    The war story of My Lai was hidden by the commanding officers and soldiers in the Charlie Company, much like many of the undocumented, similar massacres in America’s occupation of Vietnam. But unlike many Vietnam events a reporter named Seymour Hersh released the story sixteen months later to more than thirty US newspapers and television stations.

Before the media release, Hersh had begged for the US Government to investigate this event – but only when his story published and terrified the American people that the Charlie Company was prosecuted.

The combination of horrific photos and the words of Hersh bombarded the American people in 1969, and the anger and frustration felt by the anti-war citizens grew. 

Because of the terrible public relations that this published massacre was causing, the US Army sought an investigation. But, only Lieutenant William Calley was charged with murder and sentenced to life in prison. Despite this sentence, he was released by President Nixon only after serving four and half months in military prison.
Bella Masucci

The split feelings about Calley are a good representation of the opposite feelings for how the American people felt about the Vietnam War veterans. Anti-War Americans saw him as a criminal and a representation of the cruelty being commissioned by the US Military. Conversely, pro-Vietnam citizens viewed him as a misunderstood and mentally abused solider who was wrongly persecuted for carrying out orders.

Calley did order the shooting of more than three hundred innocent villagers. But, uneducated in army tactics, terrified of losing his life, and responsible for his life’s of his platoon – one could argue he was placed in a high stress situation and reacted terribly. Unlike other platoon leaders, Calley was simply documented.

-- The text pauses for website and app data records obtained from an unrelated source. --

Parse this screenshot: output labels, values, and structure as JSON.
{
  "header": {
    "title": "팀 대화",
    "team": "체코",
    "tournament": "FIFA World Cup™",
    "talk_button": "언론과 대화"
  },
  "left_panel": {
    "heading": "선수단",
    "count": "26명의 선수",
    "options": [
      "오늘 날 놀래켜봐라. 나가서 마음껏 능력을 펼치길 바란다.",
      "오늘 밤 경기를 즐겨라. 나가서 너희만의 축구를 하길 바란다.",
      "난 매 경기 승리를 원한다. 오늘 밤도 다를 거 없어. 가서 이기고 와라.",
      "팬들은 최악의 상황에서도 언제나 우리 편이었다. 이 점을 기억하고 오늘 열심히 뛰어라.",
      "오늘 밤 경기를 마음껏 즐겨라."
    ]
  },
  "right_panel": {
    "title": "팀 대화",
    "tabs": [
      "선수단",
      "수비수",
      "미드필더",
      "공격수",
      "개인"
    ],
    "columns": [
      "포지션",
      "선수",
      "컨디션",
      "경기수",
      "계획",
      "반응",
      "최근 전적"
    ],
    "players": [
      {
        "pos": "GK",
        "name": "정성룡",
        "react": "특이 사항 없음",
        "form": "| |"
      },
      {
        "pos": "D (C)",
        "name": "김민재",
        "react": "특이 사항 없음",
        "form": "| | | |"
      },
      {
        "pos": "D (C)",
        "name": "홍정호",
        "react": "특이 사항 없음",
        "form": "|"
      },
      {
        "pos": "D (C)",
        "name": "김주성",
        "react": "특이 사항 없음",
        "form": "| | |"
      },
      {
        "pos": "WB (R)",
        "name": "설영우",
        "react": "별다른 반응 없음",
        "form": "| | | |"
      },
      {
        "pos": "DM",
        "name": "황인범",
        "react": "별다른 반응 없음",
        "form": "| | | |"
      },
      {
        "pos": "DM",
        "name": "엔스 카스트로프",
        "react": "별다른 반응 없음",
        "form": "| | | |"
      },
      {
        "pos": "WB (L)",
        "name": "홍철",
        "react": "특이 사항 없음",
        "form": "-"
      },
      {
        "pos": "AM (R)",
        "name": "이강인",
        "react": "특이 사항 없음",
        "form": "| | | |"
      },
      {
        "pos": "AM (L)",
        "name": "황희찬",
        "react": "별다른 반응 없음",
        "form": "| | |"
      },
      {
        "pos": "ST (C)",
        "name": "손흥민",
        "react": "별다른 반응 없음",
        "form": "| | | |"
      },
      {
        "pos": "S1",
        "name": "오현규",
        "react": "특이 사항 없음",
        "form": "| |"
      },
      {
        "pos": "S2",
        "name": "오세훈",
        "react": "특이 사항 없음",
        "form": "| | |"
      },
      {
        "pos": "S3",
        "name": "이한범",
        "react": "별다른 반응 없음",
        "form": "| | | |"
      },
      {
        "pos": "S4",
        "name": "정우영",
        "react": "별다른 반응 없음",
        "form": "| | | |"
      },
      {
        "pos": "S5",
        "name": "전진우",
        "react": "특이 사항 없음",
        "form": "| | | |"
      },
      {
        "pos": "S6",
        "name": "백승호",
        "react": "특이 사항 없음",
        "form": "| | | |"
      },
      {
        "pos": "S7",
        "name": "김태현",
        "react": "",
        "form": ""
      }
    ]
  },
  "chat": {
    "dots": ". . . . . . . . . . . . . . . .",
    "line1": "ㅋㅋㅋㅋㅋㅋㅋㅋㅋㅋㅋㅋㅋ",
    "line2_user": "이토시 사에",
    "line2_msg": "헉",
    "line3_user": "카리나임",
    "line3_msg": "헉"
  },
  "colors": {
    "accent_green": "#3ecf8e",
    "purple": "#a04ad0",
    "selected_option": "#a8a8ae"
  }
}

The issue of My Lai went beyond the actions of Calley. Rather than another documented war crime, the timing of the massacre was 1969. The year after the horrific year of 1968, and the American people had lost hope, interest, and were frustrated by the war, the draft, and the politicians that kept them there. My Lai, for many, was the last straw.